What we have done here is defined a relationship between the “MappedNetworkDrives” data and “Computer” data. Computers is the parent because all though you can have a computer without a networkdrive, you can’t have a network drive without a computer.
Click OK and OK again.
You will see the field list has changed on the right hand side.
You can see the fields from both of these tables by expanding them in the field list
Super Important Tip – If you are anything like me, you’d expand the MappedNetworkDrives, and drag the fields underneath onto the report and expect that to work. Wrong! I spent 3 hours messing about with this until I discovered the fields I need to drag on are actually underneath the Computers and then underneath the relationship name we defined before:

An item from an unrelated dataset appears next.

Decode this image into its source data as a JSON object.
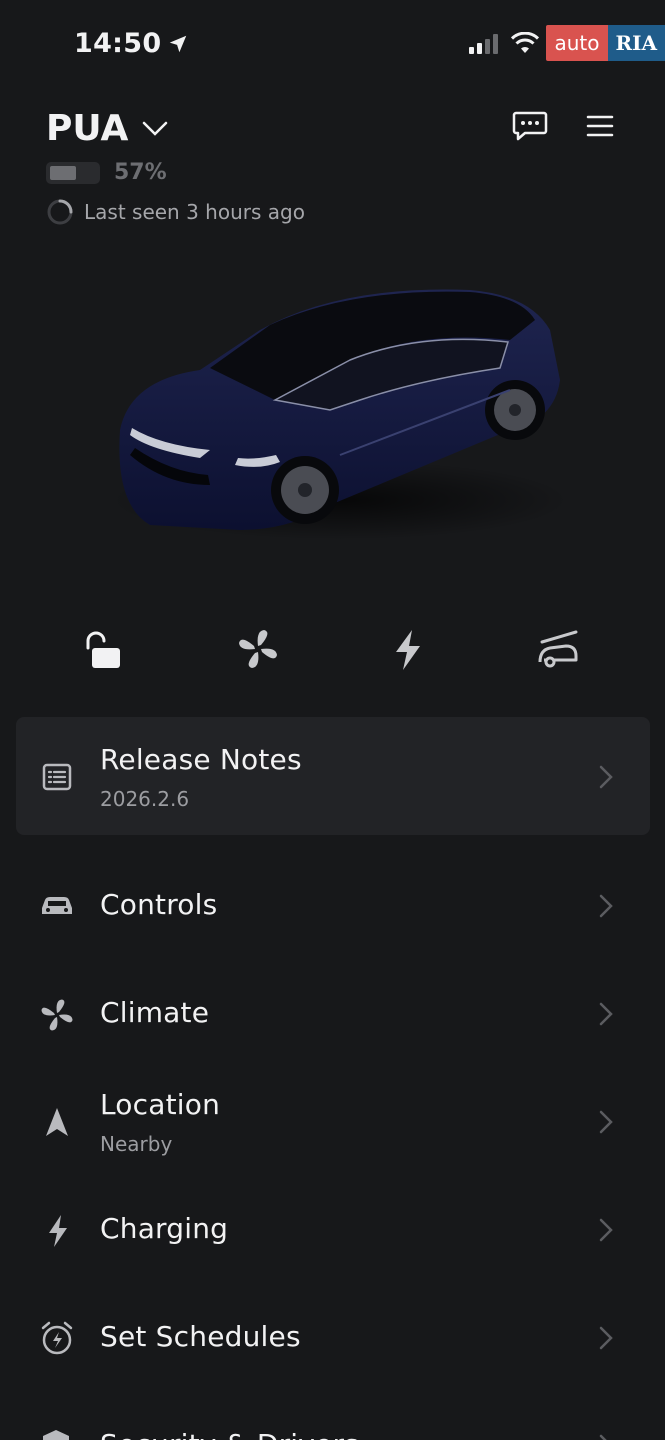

These are the fields you actually need to drag on to the report. So lets drag on Letter and Model. Before doing that, I want to make the report area bigger in the detailBandComputer – you can do that by clicking and dragging at the bottom of the report and resizing it like a window. Drag the fields on:
Go to print preview and have a look at your report, it should look like this:

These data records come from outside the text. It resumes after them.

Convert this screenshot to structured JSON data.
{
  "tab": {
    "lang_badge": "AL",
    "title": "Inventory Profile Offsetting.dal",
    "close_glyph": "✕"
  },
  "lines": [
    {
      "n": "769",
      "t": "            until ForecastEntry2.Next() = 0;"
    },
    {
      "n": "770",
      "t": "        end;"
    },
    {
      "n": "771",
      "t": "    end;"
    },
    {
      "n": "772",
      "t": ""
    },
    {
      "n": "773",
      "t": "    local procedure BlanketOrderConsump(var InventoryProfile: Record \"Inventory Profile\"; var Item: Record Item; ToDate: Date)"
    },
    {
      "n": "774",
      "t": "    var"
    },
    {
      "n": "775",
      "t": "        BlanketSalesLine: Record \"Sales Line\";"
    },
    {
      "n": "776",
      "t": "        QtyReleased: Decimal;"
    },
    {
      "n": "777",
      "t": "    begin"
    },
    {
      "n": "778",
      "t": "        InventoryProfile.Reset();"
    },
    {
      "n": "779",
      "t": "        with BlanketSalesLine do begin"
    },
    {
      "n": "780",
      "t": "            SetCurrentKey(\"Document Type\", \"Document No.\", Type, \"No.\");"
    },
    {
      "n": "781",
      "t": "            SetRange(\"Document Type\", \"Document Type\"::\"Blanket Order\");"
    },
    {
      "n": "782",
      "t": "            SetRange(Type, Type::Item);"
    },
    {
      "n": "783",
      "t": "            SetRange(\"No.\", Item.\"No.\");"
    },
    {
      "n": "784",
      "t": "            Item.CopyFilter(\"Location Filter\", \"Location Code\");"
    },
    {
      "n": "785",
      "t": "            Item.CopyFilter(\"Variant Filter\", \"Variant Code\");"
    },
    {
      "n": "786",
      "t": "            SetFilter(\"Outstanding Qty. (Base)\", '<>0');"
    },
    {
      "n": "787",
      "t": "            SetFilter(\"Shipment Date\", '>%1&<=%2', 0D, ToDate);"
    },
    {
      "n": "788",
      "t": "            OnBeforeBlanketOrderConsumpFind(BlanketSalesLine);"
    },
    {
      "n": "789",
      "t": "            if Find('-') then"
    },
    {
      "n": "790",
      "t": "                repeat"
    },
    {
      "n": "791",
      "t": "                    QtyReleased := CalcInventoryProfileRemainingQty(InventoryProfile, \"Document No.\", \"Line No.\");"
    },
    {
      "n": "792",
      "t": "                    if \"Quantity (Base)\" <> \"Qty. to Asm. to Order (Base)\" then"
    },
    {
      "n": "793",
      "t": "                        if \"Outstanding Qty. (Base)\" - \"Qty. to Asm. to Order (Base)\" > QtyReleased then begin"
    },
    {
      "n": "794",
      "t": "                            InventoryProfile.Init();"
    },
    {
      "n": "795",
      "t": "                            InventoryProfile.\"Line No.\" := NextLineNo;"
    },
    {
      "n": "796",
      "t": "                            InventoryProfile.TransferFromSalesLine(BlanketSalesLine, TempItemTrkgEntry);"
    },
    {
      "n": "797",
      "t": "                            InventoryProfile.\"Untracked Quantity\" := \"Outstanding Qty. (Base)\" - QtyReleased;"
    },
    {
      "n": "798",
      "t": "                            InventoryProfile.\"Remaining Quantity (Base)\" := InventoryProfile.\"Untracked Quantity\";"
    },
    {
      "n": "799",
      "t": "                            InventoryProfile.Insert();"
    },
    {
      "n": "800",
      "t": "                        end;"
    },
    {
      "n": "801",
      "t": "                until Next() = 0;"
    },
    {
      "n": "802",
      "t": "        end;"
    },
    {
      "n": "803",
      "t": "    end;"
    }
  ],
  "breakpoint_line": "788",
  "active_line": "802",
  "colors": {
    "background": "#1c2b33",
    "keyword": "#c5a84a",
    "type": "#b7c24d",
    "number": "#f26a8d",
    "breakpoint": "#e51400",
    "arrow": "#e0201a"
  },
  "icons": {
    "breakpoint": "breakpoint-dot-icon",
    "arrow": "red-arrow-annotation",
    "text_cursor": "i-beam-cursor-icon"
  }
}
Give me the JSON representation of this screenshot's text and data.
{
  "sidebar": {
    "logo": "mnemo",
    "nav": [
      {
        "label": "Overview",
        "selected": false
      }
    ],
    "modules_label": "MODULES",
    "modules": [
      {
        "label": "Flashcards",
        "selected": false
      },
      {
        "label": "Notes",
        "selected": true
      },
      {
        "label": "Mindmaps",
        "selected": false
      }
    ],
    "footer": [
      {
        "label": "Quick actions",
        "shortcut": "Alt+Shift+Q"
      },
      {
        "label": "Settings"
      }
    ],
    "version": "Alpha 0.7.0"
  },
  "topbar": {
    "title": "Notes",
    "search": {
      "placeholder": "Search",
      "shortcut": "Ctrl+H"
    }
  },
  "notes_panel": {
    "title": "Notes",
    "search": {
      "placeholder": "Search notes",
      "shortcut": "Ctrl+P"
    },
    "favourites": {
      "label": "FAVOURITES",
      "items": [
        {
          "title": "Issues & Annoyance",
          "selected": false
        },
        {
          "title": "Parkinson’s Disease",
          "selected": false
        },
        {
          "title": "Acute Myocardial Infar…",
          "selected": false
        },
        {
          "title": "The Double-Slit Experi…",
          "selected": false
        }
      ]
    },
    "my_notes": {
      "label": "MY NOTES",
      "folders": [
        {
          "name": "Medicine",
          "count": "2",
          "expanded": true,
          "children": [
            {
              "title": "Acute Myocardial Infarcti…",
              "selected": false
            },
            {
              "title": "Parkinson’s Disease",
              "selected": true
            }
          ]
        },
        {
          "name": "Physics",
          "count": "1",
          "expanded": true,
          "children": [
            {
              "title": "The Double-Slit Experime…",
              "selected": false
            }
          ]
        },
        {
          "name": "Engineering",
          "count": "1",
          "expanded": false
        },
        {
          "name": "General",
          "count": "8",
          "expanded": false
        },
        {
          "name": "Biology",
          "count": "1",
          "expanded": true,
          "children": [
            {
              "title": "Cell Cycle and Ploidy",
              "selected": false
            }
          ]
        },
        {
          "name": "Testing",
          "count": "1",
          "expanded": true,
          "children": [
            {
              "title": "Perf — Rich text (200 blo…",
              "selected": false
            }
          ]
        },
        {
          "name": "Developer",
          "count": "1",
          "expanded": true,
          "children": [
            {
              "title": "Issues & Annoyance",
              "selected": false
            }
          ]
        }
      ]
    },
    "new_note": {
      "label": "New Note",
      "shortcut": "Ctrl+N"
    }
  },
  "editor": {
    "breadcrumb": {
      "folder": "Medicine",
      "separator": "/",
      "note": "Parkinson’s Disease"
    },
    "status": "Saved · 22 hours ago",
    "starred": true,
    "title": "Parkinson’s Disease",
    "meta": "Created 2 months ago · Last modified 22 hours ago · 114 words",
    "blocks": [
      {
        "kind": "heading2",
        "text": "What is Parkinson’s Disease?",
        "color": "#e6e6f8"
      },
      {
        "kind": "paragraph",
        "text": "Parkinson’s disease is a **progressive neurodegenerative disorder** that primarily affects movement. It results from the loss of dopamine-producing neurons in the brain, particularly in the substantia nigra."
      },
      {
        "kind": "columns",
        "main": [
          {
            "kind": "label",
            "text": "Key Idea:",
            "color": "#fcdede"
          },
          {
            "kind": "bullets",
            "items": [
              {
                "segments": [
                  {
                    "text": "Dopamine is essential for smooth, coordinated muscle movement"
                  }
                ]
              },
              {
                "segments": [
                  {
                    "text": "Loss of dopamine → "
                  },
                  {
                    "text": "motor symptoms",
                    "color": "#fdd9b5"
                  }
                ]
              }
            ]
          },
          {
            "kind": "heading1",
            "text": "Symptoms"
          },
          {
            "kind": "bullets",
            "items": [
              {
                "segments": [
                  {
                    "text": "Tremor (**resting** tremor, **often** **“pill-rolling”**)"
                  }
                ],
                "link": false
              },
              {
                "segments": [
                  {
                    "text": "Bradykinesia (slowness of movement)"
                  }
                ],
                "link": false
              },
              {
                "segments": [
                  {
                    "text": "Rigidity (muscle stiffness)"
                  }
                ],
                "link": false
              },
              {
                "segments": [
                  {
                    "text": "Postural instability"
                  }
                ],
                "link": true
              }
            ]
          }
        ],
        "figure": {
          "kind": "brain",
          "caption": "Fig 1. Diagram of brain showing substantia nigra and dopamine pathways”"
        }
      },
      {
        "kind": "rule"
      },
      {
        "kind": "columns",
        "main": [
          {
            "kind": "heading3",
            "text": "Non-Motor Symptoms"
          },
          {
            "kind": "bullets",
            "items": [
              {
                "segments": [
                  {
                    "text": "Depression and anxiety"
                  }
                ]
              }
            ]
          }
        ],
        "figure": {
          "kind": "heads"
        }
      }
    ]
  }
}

It worked! Congratulations! You are now a “certified” Labtech report designing hero!
But wait…. what if they have more than one mapped network drive. Lets delve a little deeper.
Into the rabbit hole…
It took me a long time to work this out when I first started looking at this initially. To start, remove the two fields we put on in the previous step and resize the detailBandComputer back to to its default size. Right click in the detail part of the report, and go to Insert Detail Report > ComputerToMappedDrive
This includes another band called DetailReport – “Computers.ComputerToMappedDrive”. In essence, this “band” will iterate over every entry in mapped network drives as defined by our relationship previously.
Select the detail report, and Right click, insert band group header. It now looks like this:
Anything in the group header section will not repeat, allowing you do things like design tables with column headings. In the following I have resized the group header, dragged on two labels, spruced the font up by making it a bit bigger on the labels, changed the text alignment and labelled the labels Drive Letter and Model.
I can now drag my fields on. I dragged on Data>Computers>ComputertoMappedDrive Letter and Model into the detail part of this details report. I have also resized the detail part to minimise the space between each row. Run a print preview on your report.
Best get that report saved and published.
In the report designer, click Save. You will be prompted to save as a normal file. I save these in my LabtechShare in the reports folder. This does not publish the report to the report manager.
Once you have saved, click the Publish to the database button. You can either choose to add a new report, or replace an existing one. Click Publish.
That’s it – if you refresh the report center (top right) you will be able to see your report.
Amazing, thank you!
And where do I pick the dates for the report?
For example, lets say I want to make a report from specific dates, or just for the last 15 days, etc.
Manny – I’m looking for an answer to this also. Did you ever find how to scope your report to a specific date range?
I know this is an old thread, but have you found how to specify a date range?
Excellent write-up, thank you!
Great Tutorial! Thank You. LabTech support needs to add this to their documentation!
Hey dude thx for the tips. Your picture links are broken pleeze fix
This is great! Thanks a lot!
One issue I can’t seem to get around is the file share path keeps getting truncated after 35 characters. Any ideas?